> **DESCRIPTION OF THE TASK**
If a line below includes the string "label", copy it.
#### DATA EXTRACTS
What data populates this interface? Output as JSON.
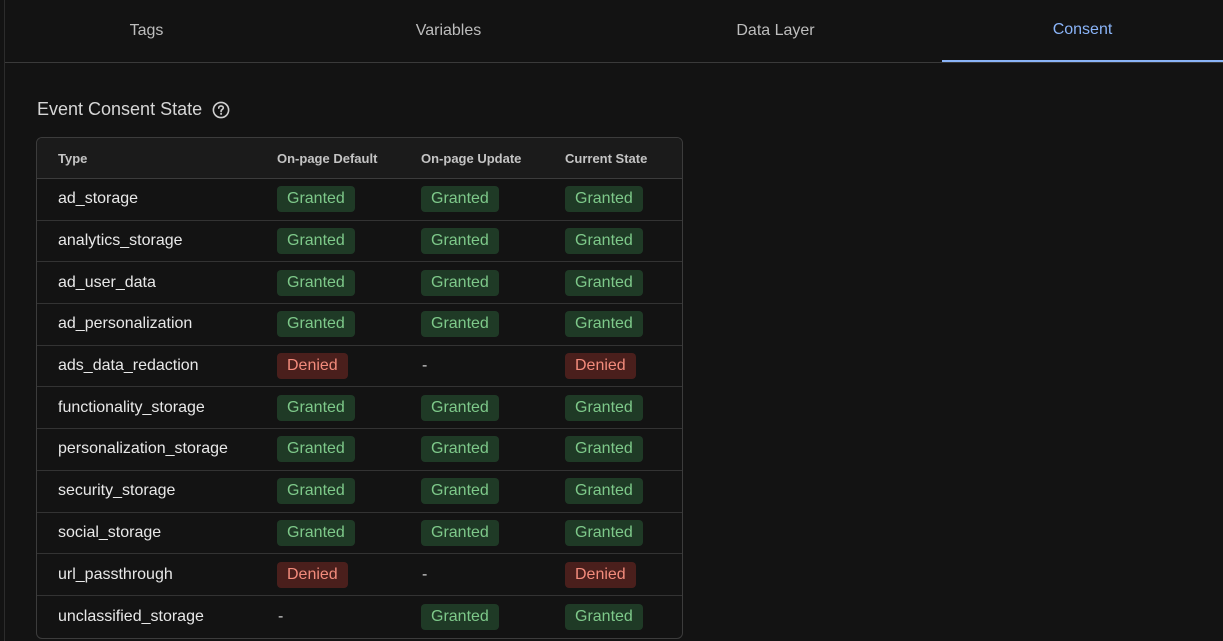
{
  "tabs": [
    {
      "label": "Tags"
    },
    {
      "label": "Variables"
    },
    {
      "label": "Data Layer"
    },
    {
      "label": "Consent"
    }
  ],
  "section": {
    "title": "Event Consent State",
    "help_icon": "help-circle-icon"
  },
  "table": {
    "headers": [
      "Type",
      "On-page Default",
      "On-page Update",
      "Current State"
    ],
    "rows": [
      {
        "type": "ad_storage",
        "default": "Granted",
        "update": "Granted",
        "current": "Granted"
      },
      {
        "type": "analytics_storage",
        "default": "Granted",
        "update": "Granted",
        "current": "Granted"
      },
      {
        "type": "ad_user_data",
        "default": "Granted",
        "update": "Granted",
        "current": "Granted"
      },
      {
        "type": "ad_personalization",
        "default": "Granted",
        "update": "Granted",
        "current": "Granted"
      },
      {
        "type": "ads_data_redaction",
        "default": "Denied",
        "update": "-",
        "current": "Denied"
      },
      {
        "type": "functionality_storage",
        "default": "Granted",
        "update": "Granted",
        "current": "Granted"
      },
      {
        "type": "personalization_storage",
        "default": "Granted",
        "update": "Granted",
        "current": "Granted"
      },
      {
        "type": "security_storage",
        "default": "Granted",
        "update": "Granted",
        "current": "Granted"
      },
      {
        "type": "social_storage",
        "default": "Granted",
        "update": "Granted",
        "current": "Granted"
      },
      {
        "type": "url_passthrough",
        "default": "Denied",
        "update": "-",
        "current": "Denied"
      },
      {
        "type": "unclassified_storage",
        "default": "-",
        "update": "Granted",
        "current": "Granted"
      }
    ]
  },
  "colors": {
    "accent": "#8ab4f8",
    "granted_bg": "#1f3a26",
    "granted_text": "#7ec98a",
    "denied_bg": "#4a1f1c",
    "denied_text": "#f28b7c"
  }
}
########
> **RESPONSE TO THE EXERCISE**
      "label": "Tags"
      "label": "Variables"
      "label": "Data Layer"
      "label": "Consent"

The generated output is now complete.